An African nail fetish statue
So you bought it, the auction house assistant noted – not asked – as he eyed the solid wood African figure I had straddled across a shopping cart near the door of the auction house. I was waiting for a friend before heading off to place the massive piece of wood into the trunk of my car.
Someone had bought the piece for $1 at another auction, he said, and didn’t pick it up. A second buyer had paid $2 for it, and didn’t come back for it either. Maybe it was the voodoo in it, he said matter-of-factly, reacting as young men do to old men’s silliness.
I wasn’t as worried about the voodoo – if there actually were such a thing in it – as much as the price I could’ve gotten it for. I had paid much much more than a couple bucks for the statue. It was just my luck to be at the auction when at least two other people in the room wanted it, too. Apparently, the right buyers were not around when the piece sold for very little.
Oh well. I still got a great piece of African sculpture at a good price.

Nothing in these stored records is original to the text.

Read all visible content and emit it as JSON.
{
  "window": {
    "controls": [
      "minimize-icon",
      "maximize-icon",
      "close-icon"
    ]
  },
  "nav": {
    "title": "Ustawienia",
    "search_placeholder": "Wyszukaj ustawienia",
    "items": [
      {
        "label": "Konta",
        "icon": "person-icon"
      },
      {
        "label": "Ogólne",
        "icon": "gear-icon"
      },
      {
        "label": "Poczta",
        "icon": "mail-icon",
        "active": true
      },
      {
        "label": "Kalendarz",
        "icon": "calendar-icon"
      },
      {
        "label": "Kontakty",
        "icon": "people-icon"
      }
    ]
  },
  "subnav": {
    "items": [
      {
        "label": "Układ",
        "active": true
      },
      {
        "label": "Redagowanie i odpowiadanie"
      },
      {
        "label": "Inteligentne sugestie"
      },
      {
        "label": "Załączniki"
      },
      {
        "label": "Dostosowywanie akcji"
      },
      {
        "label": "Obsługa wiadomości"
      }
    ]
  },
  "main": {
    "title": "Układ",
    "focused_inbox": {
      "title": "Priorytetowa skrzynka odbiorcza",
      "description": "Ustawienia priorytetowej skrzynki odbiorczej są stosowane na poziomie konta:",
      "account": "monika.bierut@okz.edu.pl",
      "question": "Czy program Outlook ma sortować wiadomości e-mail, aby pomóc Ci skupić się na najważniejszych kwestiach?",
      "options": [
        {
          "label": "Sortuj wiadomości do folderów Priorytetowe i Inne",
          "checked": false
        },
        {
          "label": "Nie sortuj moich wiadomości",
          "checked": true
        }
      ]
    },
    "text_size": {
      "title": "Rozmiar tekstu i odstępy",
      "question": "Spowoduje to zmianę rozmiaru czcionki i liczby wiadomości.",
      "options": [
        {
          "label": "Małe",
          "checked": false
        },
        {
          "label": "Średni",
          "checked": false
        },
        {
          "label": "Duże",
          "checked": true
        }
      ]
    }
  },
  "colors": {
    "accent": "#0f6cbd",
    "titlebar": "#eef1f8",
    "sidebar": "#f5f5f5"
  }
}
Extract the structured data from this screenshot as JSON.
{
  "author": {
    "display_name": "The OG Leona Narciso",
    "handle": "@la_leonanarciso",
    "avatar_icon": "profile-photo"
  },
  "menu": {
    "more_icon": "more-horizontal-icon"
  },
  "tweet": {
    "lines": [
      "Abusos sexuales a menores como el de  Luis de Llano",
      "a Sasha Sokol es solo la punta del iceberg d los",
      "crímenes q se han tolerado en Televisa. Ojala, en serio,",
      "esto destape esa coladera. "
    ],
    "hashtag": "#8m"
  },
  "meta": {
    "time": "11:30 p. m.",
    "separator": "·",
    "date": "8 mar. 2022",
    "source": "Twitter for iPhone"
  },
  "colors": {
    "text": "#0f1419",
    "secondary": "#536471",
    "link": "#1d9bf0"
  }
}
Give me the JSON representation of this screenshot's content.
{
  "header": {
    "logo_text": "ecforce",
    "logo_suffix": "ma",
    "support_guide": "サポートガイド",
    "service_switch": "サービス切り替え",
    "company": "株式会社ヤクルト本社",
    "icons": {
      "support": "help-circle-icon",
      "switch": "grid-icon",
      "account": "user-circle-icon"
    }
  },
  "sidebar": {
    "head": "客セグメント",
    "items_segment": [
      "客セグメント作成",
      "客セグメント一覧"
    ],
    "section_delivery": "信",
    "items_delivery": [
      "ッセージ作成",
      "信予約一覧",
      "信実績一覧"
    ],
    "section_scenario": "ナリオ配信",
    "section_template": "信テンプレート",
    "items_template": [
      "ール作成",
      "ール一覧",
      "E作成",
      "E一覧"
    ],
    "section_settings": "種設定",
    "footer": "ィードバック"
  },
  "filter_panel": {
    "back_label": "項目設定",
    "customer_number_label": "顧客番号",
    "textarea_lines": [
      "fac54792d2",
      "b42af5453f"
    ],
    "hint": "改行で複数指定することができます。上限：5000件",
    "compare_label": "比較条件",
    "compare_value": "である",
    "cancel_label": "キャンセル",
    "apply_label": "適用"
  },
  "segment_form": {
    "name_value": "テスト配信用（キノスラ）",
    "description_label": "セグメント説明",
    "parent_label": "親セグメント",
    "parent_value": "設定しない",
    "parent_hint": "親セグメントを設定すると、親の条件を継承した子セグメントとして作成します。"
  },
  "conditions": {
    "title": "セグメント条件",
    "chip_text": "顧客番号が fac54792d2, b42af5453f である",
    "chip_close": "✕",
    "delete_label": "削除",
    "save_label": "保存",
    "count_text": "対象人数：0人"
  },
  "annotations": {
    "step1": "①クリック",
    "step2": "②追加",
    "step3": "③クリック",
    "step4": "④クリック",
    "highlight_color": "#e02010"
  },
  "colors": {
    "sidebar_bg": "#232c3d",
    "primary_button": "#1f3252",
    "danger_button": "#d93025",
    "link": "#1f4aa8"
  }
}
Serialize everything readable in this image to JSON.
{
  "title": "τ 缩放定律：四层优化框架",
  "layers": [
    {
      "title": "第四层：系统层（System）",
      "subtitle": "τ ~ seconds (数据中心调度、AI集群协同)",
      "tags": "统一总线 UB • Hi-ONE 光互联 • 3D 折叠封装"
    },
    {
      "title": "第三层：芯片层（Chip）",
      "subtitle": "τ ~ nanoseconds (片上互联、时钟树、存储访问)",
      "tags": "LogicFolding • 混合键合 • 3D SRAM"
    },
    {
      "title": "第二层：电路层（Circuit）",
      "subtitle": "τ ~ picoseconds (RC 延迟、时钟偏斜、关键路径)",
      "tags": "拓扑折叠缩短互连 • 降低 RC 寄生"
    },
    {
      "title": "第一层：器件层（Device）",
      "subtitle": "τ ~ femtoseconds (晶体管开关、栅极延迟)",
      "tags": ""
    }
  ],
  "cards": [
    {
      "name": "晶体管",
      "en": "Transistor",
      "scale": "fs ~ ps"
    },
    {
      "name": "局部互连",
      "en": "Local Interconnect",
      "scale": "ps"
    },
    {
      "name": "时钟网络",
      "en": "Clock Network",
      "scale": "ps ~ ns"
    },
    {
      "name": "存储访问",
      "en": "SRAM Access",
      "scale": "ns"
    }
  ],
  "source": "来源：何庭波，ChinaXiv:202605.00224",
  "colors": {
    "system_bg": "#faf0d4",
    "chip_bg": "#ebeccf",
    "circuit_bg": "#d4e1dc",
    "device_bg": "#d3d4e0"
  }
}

When I first saw it stationed on the corner of a glass case in the “good-stuff” room, I was instantly drawn to it. I didn’t want to pay a lot of money for it – I don’t do much of that anymore since I’ve discovered auctions – but I figured I’d love to have it in my home. As I looked at it, the word “spirits” materialized in my head, and the statue certainly looked as if it had been used for its original purpose. I dismissed all of that and decided to go for it.
The piece was about 3 feet tall, with rusty nails and metal blades protruding from its dark, dusty and thick body. It had a gap between its front teeth, a tongue hanging from its mouth, and red, white and blue paint on its face.
According to the auctioneer, the nail fetish had been deaccessioned from an African American museum in Tacoma, WA. With that nod toward provenance, I had to find out more about it.
I found one such museum, the African American Museum in Tacoma, which closed its doors in 2005. It was forced to shut down to raise money to pay the back salary and payroll taxes of one of its founders who had also been its executive director.
She sued in 2003 and the two parties settled, but the museum had to auction off its 70 items – including its African collection – to pay her. A 2005 story in the Seattle Times noted that one of its popular displays was an African village that allowed children to wear clothing made of kente cloth.
The museum was opened in 1993 to collect and preserve the history and culture of African Americans in the Pacific Northwest, and was the first of its kind. (The Northwest African American Museum in Seattle was opened in 2008.) It had been located in at least three spaces during its existence, and had always remained a small operation.
Its exhibits included oil portraits of the state’s African American pioneers that it commissioned in 1994. Among them was activist Nettie J. Craig Asberry, who worked tirelessly for the civil rights of African Americans from the late 1880s into the 20th century. A copy of her Ph.D degree from the University of Kansas (a rarity at that time) hung in the museum, which also held many of the papers and documents from her work in Tacoma.
Did the owner of the nail fetish I bought acquire it through the 2005 Tacoma museum auction and not a deaccession – which occurs when museums whittle down their collections, not sell it all off? This may be as close as I get to having provenance on the statue.
I’m not sure if it was actually used in a ritual or not, but it sure looks authentic.
It is an Nkisi Nkondi (or Nkonde), and these statues are said to have been made in the 19th and early 20th century in the Kongo in central Africa. They are referred to as nail fetishes, a European description that the Victorian and Albert Museum of London called a “condescending misinterpretation of African civilisation.”
The Nkondi are considered the most powerful and aggressive of the Nkisi statues. The mirror on the belly is said to offer a vision into the other world, according to one site, while the British museum site noted that it allowed the statue to see the outer world but concealed the inner world from humans. Inside the belly are “medicines” that are the source of their power.
The statues were used to detect wrongdoing and hunt down the wrongdoers, and to find the cause or cure for an illness. They were also used to punish people who reneged on their word. Their power was unleashed by encouraging them to punish someone, by exploding gunpowder in front of them and by hammering nails into them. Some also were covered in chicken blood as a sacrifice.
The statues would be carved and an nganga or priest would endow them with power in a ceremony at which medicine and other magical materials would be attached to them or placed inside behind the mirror. They were made to be used, not for display, the British museum noted. According to one guide, when the Nkondi has lost its power, it was discarded.
I’m hoping that the one I bought is drained of its magical powers.